Full disclosure: I was not a fan of the horror anthology film "V/H/S." It was a great concept with little follow-through and some potentially interesting stories that failed to ignite once they got going. So I hoped that the swiftly released sequel V/H/S 2 would be bigger, better, and badder. Well, I got one right. Let’s just say it’s shorter and it’s not better.
This time around, there are four longer segments bookended by one called "Tape 49," which is kinda/sorta a prequel to the same bookend from the original film. This time, a man and a woman are assigned to not only record one man’s infidelity, but also to go and find some sort of tape at a mysterious abandoned house. Inside, they find a bunch of TVs that are turned on and mysterious tapes with horrible things on them.
They don’t, you know, leave or anything. They keep putting tapes in the machine to watch more. And when things get weird, they don’t leave or anything. In fact, the guy calls out for help when his girlfriend passes out on the floor. He calls for help, mind you, in a house he’s already searched and has found no one there.

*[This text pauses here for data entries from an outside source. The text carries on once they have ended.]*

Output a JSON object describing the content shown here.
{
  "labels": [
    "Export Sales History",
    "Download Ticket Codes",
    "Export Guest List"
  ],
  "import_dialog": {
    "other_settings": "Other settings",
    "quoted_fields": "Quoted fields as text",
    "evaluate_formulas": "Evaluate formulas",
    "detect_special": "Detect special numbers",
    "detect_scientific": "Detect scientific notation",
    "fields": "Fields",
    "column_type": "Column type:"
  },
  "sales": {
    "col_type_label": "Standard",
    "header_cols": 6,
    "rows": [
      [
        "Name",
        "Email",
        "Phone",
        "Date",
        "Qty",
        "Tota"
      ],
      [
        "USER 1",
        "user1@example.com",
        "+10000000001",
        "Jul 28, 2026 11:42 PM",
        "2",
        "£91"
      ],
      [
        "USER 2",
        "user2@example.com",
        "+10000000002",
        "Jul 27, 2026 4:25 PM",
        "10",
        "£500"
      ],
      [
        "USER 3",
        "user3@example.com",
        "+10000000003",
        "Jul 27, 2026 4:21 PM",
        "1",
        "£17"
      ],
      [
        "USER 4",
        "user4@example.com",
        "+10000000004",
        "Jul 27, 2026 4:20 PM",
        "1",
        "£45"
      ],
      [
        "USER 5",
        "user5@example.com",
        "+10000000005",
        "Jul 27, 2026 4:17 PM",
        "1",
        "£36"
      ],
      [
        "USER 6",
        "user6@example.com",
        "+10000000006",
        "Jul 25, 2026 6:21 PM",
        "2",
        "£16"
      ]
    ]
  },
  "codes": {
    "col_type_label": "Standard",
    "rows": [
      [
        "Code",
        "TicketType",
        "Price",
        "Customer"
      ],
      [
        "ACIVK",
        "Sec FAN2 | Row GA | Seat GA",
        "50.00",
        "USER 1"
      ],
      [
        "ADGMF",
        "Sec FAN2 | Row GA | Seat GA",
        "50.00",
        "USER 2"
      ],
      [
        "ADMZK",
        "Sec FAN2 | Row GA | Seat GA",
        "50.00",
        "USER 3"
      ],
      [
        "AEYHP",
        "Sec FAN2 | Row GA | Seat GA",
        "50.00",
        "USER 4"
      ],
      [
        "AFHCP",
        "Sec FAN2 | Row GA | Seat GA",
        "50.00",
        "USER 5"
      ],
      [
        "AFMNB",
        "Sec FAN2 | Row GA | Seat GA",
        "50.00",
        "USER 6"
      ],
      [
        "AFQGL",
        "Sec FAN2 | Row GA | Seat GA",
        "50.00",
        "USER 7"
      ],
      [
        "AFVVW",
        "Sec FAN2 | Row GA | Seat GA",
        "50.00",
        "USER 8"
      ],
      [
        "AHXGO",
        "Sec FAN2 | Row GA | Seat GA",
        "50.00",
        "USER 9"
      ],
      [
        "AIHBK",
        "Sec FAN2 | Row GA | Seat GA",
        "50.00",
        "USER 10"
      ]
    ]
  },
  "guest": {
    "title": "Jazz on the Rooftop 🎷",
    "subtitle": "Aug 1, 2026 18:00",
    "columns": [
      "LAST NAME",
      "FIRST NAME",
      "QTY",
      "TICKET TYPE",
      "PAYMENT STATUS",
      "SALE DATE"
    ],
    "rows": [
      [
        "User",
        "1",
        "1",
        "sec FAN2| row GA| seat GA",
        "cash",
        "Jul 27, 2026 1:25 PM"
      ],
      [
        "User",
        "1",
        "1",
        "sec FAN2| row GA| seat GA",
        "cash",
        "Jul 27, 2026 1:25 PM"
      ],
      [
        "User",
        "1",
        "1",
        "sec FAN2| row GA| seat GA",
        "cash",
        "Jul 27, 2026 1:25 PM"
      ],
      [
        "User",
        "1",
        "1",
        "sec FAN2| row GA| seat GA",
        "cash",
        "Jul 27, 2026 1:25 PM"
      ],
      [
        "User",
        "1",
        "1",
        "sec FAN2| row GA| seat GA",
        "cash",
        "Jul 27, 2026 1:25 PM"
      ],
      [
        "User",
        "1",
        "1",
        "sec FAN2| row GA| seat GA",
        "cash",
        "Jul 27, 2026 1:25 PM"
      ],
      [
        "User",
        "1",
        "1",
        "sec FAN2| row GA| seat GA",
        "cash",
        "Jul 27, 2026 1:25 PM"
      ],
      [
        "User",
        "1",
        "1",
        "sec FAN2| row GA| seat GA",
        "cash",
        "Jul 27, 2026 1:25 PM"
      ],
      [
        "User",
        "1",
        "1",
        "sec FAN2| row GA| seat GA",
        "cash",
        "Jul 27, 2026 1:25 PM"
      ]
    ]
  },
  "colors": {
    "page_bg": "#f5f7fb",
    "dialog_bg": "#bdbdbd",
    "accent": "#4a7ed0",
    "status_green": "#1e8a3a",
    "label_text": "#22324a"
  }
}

But I digress. That segment is directed by Simon Barrett, who worked with another horror director involved in the film, Adam Wingard, on the upcoming horror comedy "You’re Next," due in August. Wingard ("A Horrible Way to Die") directed segment two, called "Phase 1 Clinical Trials," about a man with a prosthetic camera eye and the weird things he starts seeing with it. It’s pretty good, but as with most of these stories, because the "found footage" style is utilized throughout, backstory is slim, as is a true ending. Most of the stories get interesting just when they are about to be over.
In the third sequence, "A Ride in the Park," directors Eduardo Sanchez and Gregg Hale ("The Blair Witch Project") do an ol’ switcheroo on the typical zombie fare by putting the camera on a person who ends up turning into a zombie. Essentially, the film is a zombie-cam perspective of killing and eating innocent people. It’s actually a clever gimmick. The problem is that even with a short, after the first killing there isn’t much more to see. Sure, we can marvel at the gory special effects, but let’s face it, even gore is getting boring. The segment has a few suspenseful moments, but it ends pretty definitively and then you kind of shrug and go, "Okay, now what?"
The fourth segment is called "Safe Haven," and is directed by Timo Tjahjanto ("Macabre") and Gareth Huw Evans, who is best known for the highly violent and acclaimed action thriller "The Raid: Redemption." One of the more interesting stories, this involves a news crew wanting to document a cult leader in his own habitat. What could go wrong? Much of it involves pregnancy, suicide pacts, and large demons that emerge from the womb. Again, it’s a gore-fest and not very scary. Once the demon is revealed it all seems like a bad ’80s horror film.
The final segment is probably the best, but it falters in two ways. One, the characters are interchangeable and uninteresting; and two, it ends just when it is getting good. In "Slumber Party Alien Abduction," director Jason Eisener ("Hobo with a Shotgun") places the camera in question on the neck of a little dog while a bunch of kids ranging in ages from 10-16 have a sleepover. During this night where the girls act bitchy and one boy is humiliated because he’s caught pleasuring himself while watching porn, aliens show up and go after the kids. The effective thing about this segment is the sound design by Owen Granich-Young. It’s hard to even describe, but the ominous and deafening extended boom that is heard when the aliens show up in the house is truly terrifying. The aliens themselves have a standard look, but are given a creepy ghostly quality that makes the fear factor palpable. It’s a great little short, but it could stand to be a feature-length film. Perhaps the dog gets taken as well? Or one of the kids is wearing a camera that records what happens inside the alien ship. Whatever it could be, it should be. This was by far the one sequence worth waiting for. It’s just a shame it ended so quickly.
Other than that, "V/H/S 2" proves to be just an exercise for horror directors to have a little low-budget fun. It tends to seem like 24-hour guerrilla filmmaking that is thrown together for the hell of it. There is a great core idea here, but it needs more time and care to really become something classic.